EDDA is a tool for systematic assessment of the impact of experimental design and the statistical test used on the ability to detect differential abundance. EDDA can aid in the design of a range of common experiments such as RNA-seq , ChIP-seq , Nanostring assays, RIP-seq and Metagenomic sequencing, and enables researchers to comprehensively investigate the impact of experimental decisions on the ability to detect differential abundance. More details of EDDA can be found at Luo, Huaien et al. “The Importance of Study Design for Detecting Differentially Abundant Features in High-Throughput Experiments.” Genome Biology 2014;15(12):527.
This web application exposes some of the functionality of EDDA and can be used to answer the following questions:
What are the differentially abundant entities in my experiment?
This module is meant to enable users to easily run a panel of statistical tests on any given dataset, to assess the variability of results across statistical tests, compute the intersection and union of these results and correspondingly select a more robust or comprehensive set of calls for downstream analysis. The use-case here is when a user has already generated all their data and would like a limited comparison of results from various DATs.
What is the power of my experiment to detect differentially abundant entities?
The purpose of this module is to allow users to evaluate the relative performance of various statiscal tests based on the characteristics of their experimental setting. Users can adjust the stringency thresholds for the DATs and immediately assess the impact on performance, without rerunning the DATs. The expected use-case for this module is when users have pilot data and would like to do a systematic evaluation of the DATs.
Do I have enough data and sufficient number of replicates?

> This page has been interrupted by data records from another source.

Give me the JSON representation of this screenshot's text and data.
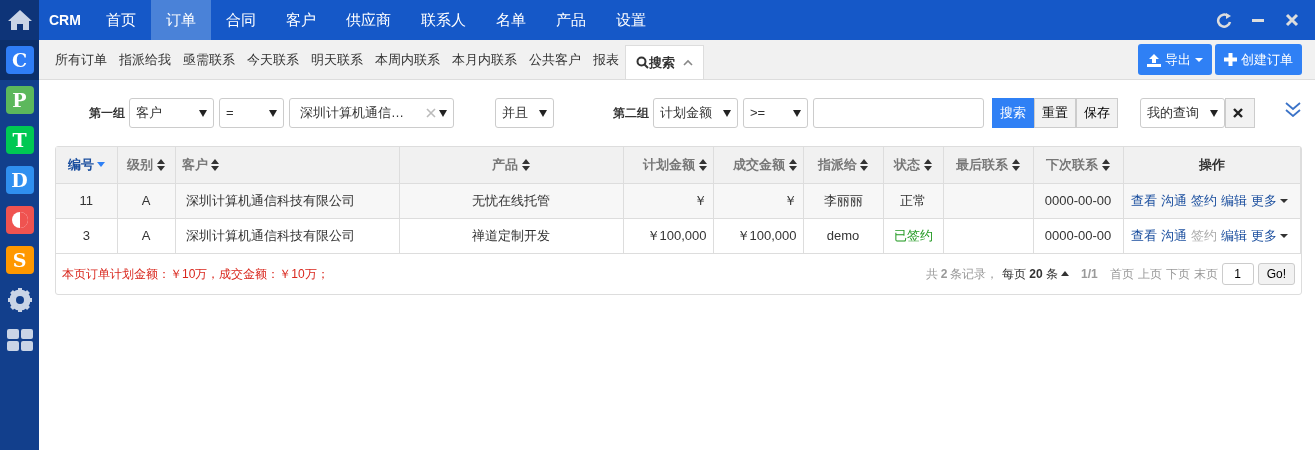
{
  "sidebar": {
    "apps": [
      {
        "kind": "letter",
        "label": "C",
        "color": "#2f7df6",
        "selected": true
      },
      {
        "kind": "letter",
        "label": "P",
        "color": "#5cb85c",
        "selected": false
      },
      {
        "kind": "letter",
        "label": "T",
        "color": "#00c853",
        "selected": false
      },
      {
        "kind": "letter",
        "label": "D",
        "color": "#2f8ff0",
        "selected": false
      },
      {
        "kind": "half",
        "color": "#ef5350",
        "selected": false
      },
      {
        "kind": "letter",
        "label": "S",
        "color": "#ff9800",
        "selected": false
      },
      {
        "kind": "gear"
      },
      {
        "kind": "grid"
      }
    ]
  },
  "topbar": {
    "brand": "CRM",
    "tabs": [
      {
        "label": "首页",
        "selected": false
      },
      {
        "label": "订单",
        "selected": true
      },
      {
        "label": "合同",
        "selected": false
      },
      {
        "label": "客户",
        "selected": false
      },
      {
        "label": "供应商",
        "selected": false
      },
      {
        "label": "联系人",
        "selected": false
      },
      {
        "label": "名单",
        "selected": false
      },
      {
        "label": "产品",
        "selected": false
      },
      {
        "label": "设置",
        "selected": false
      }
    ]
  },
  "subnav": {
    "items": [
      {
        "label": "所有订单",
        "selected": false
      },
      {
        "label": "指派给我",
        "selected": false
      },
      {
        "label": "亟需联系",
        "selected": false
      },
      {
        "label": "今天联系",
        "selected": false
      },
      {
        "label": "明天联系",
        "selected": false
      },
      {
        "label": "本周内联系",
        "selected": false
      },
      {
        "label": "本月内联系",
        "selected": false
      },
      {
        "label": "公共客户",
        "selected": false
      },
      {
        "label": "报表",
        "selected": false
      },
      {
        "label": "搜索",
        "selected": true,
        "kind": "search"
      }
    ],
    "buttons": [
      {
        "label": "导出",
        "kind": "export"
      },
      {
        "label": "创建订单",
        "kind": "create"
      }
    ]
  },
  "filter": {
    "group1": {
      "label": "第一组",
      "field": "客户",
      "operator": "=",
      "value": "深圳计算机通信…"
    },
    "andor": "并且",
    "group2": {
      "label": "第二组",
      "field": "计划金额",
      "operator": ">="
    },
    "buttons": [
      {
        "label": "搜索",
        "selected": true
      },
      {
        "label": "重置",
        "selected": false
      },
      {
        "label": "保存",
        "selected": false
      }
    ],
    "saved_query": "我的查询"
  },
  "table": {
    "columns": [
      {
        "label": "编号",
        "sortable": true,
        "sorted": true
      },
      {
        "label": "级别",
        "sortable": true,
        "sorted": false
      },
      {
        "label": "客户",
        "sortable": true,
        "sorted": false
      },
      {
        "label": "产品",
        "sortable": true,
        "sorted": false
      },
      {
        "label": "计划金额",
        "sortable": true,
        "sorted": false
      },
      {
        "label": "成交金额",
        "sortable": true,
        "sorted": false
      },
      {
        "label": "指派给",
        "sortable": true,
        "sorted": false
      },
      {
        "label": "状态",
        "sortable": true,
        "sorted": false
      },
      {
        "label": "最后联系",
        "sortable": true,
        "sorted": false
      },
      {
        "label": "下次联系",
        "sortable": true,
        "sorted": false
      },
      {
        "label": "操作",
        "sortable": false,
        "sorted": false
      }
    ],
    "rows": [
      {
        "cells": [
          "11",
          "A",
          "深圳计算机通信科技有限公司",
          "无忧在线托管",
          "￥",
          "￥",
          "李丽丽",
          "正常",
          "",
          "0000-00-00"
        ],
        "signed": false,
        "actions": [
          {
            "label": "查看",
            "disabled": false
          },
          {
            "label": "沟通",
            "disabled": false
          },
          {
            "label": "签约",
            "disabled": false
          },
          {
            "label": "编辑",
            "disabled": false
          },
          {
            "label": "更多",
            "disabled": false,
            "kind": "dropdown"
          }
        ]
      },
      {
        "cells": [
          "3",
          "A",
          "深圳计算机通信科技有限公司",
          "禅道定制开发",
          "￥100,000",
          "￥100,000",
          "demo",
          "已签约",
          "",
          "0000-00-00"
        ],
        "signed": true,
        "actions": [
          {
            "label": "查看",
            "disabled": false
          },
          {
            "label": "沟通",
            "disabled": false
          },
          {
            "label": "签约",
            "disabled": true
          },
          {
            "label": "编辑",
            "disabled": false
          },
          {
            "label": "更多",
            "disabled": false,
            "kind": "dropdown"
          }
        ]
      }
    ]
  },
  "footer": {
    "summary": "本页订单计划金额：￥10万，成交金额：￥10万；",
    "pager": {
      "total_pre": "共",
      "total": "2",
      "total_post": "条记录，",
      "per_page_pre": "每页",
      "per_page": "20",
      "per_page_post": "条",
      "pages": "1/1",
      "links": [
        "首页",
        "上页",
        "下页",
        "末页"
      ],
      "page_input": "1",
      "go": "Go!"
    }
  }
}
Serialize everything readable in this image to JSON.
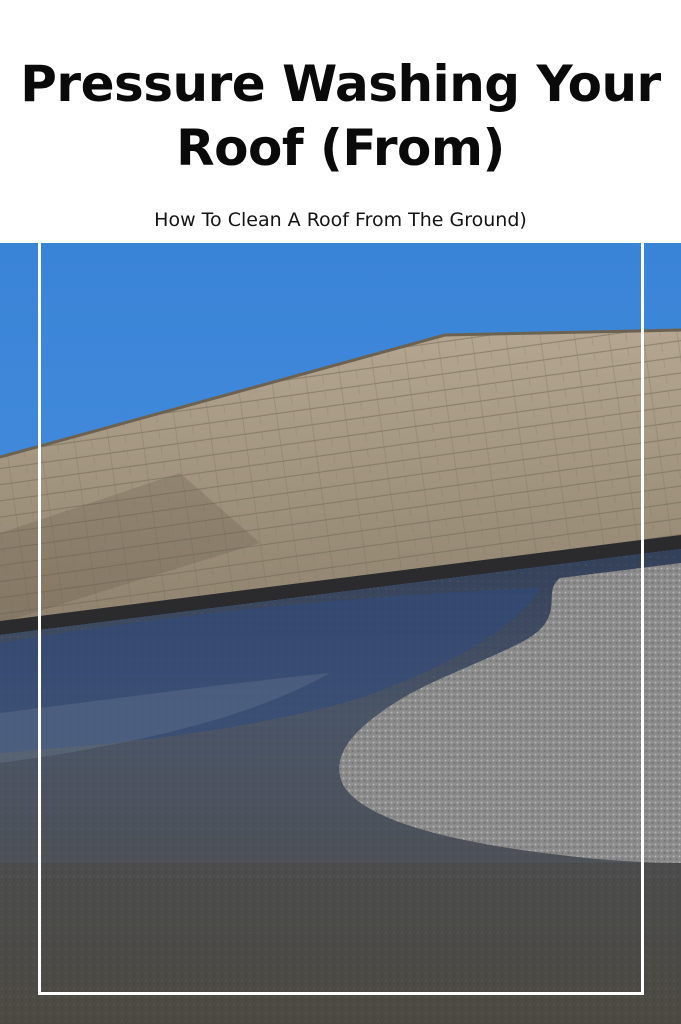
{
  "header": {
    "title": "Pressure Washing Your Roof (From)",
    "subtitle": "How To Clean A Roof From The Ground)"
  },
  "photo": {
    "subject": "asphalt-shingle-roof",
    "colors": {
      "sky": "#3d87d8",
      "shingles": "#a79882",
      "wet_surface": "#3d4654",
      "clean_patch": "#8c8c8c",
      "frame": "#ffffff"
    }
  }
}
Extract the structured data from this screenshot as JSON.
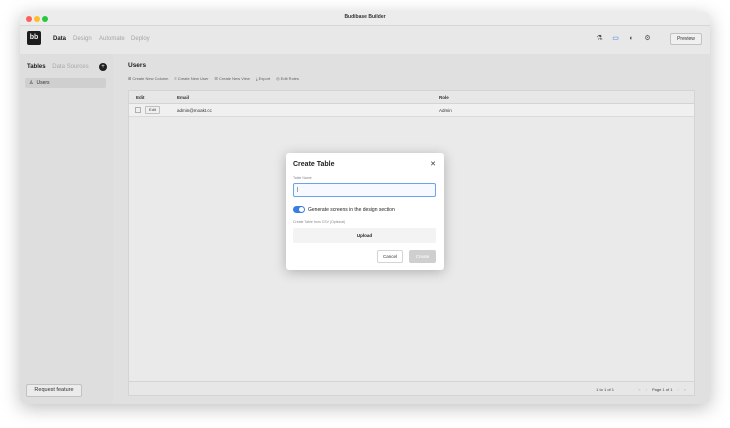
{
  "window": {
    "title": "Budibase Builder"
  },
  "topnav": {
    "logo": "bb",
    "tabs": [
      {
        "label": "Data"
      },
      {
        "label": "Design"
      },
      {
        "label": "Automate"
      },
      {
        "label": "Deploy"
      }
    ],
    "icons": [
      "paint-icon",
      "chat-icon",
      "github-icon",
      "settings-icon"
    ],
    "preview_label": "Preview"
  },
  "sidebar": {
    "tabs": [
      {
        "label": "Tables"
      },
      {
        "label": "Data Sources"
      }
    ],
    "items": [
      {
        "label": "Users"
      }
    ],
    "request_feature": "Request feature"
  },
  "main": {
    "title": "Users",
    "toolbar": [
      {
        "label": "Create New Column"
      },
      {
        "label": "Create New User"
      },
      {
        "label": "Create New View"
      },
      {
        "label": "Export"
      },
      {
        "label": "Edit Roles"
      }
    ],
    "table": {
      "columns": [
        "Edit",
        "Email",
        "Role"
      ],
      "rows": [
        {
          "edit": "Edit",
          "email": "admin@moakt.cc",
          "role": "Admin"
        }
      ],
      "row_count": "1 to 1 of 1",
      "page_info": "Page 1 of 1"
    }
  },
  "modal": {
    "title": "Create Table",
    "table_name_label": "Table Name",
    "table_name_value": "|",
    "toggle_label": "Generate screens in the design section",
    "csv_label": "Create Table from CSV (Optional)",
    "upload_label": "Upload",
    "cancel_label": "Cancel",
    "create_label": "Create"
  },
  "colors": {
    "accent": "#3a7de0",
    "dark": "#1f1f1f"
  }
}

This module allows users to specify desired performance targets and the range of experimental choices that are feasible, to identify combinations that can meet the targets as well as the appropriate DATs that can be used to achieve them. Ideally, users in the planning stages of an experiment would use this module to optimize their experimental design.